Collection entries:
__________

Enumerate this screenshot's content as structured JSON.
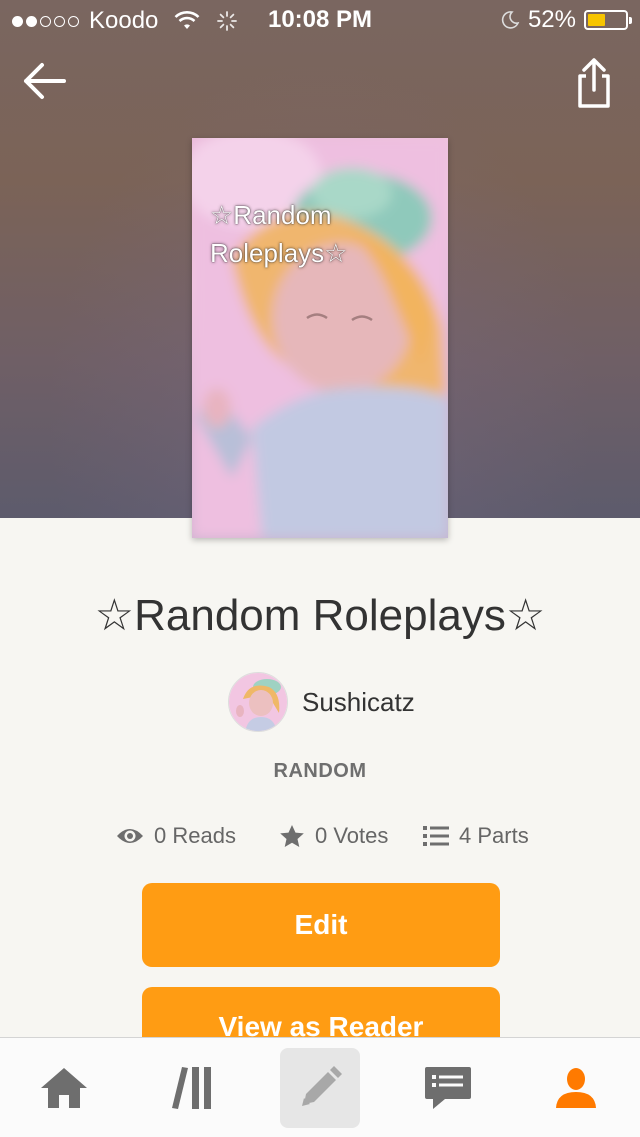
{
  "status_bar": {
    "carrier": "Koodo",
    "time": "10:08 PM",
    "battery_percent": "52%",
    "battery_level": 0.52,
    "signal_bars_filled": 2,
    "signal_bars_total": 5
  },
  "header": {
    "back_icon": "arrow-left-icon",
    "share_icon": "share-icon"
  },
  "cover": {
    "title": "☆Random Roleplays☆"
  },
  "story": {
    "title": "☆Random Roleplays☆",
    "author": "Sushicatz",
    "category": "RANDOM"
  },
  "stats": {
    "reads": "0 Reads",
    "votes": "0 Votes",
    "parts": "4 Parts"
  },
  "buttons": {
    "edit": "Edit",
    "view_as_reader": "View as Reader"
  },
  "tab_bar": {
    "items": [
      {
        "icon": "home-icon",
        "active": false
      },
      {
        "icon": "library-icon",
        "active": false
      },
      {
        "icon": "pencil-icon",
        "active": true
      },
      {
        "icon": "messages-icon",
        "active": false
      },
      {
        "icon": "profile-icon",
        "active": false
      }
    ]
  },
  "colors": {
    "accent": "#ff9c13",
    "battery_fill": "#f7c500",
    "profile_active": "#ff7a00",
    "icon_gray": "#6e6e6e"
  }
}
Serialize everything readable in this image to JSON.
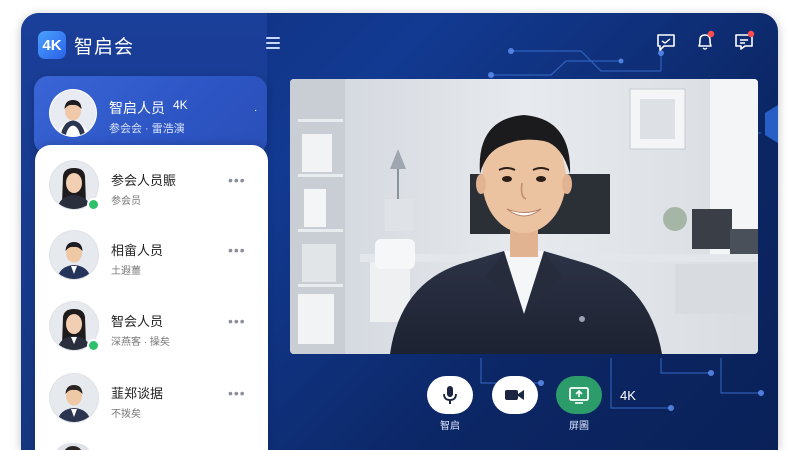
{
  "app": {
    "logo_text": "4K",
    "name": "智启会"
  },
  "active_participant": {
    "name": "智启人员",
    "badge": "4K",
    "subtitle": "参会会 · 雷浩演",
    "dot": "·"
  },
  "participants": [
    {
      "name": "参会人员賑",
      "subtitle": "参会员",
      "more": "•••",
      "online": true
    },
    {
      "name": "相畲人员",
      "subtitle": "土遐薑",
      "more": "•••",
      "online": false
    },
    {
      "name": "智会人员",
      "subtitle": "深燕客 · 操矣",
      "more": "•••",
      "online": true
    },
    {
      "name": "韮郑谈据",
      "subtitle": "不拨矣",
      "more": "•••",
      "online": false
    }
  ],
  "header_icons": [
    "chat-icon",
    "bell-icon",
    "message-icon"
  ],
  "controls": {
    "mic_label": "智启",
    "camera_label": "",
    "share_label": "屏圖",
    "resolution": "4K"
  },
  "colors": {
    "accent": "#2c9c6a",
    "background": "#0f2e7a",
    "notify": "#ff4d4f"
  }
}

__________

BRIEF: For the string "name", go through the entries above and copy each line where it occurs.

ANSWER TO THE PROBLEM:
    "name": "智启会"
    "name": "智启人员",
      "name": "参会人员賑",
      "name": "相畲人员",
      "name": "智会人员",
      "name": "韮郑谈据",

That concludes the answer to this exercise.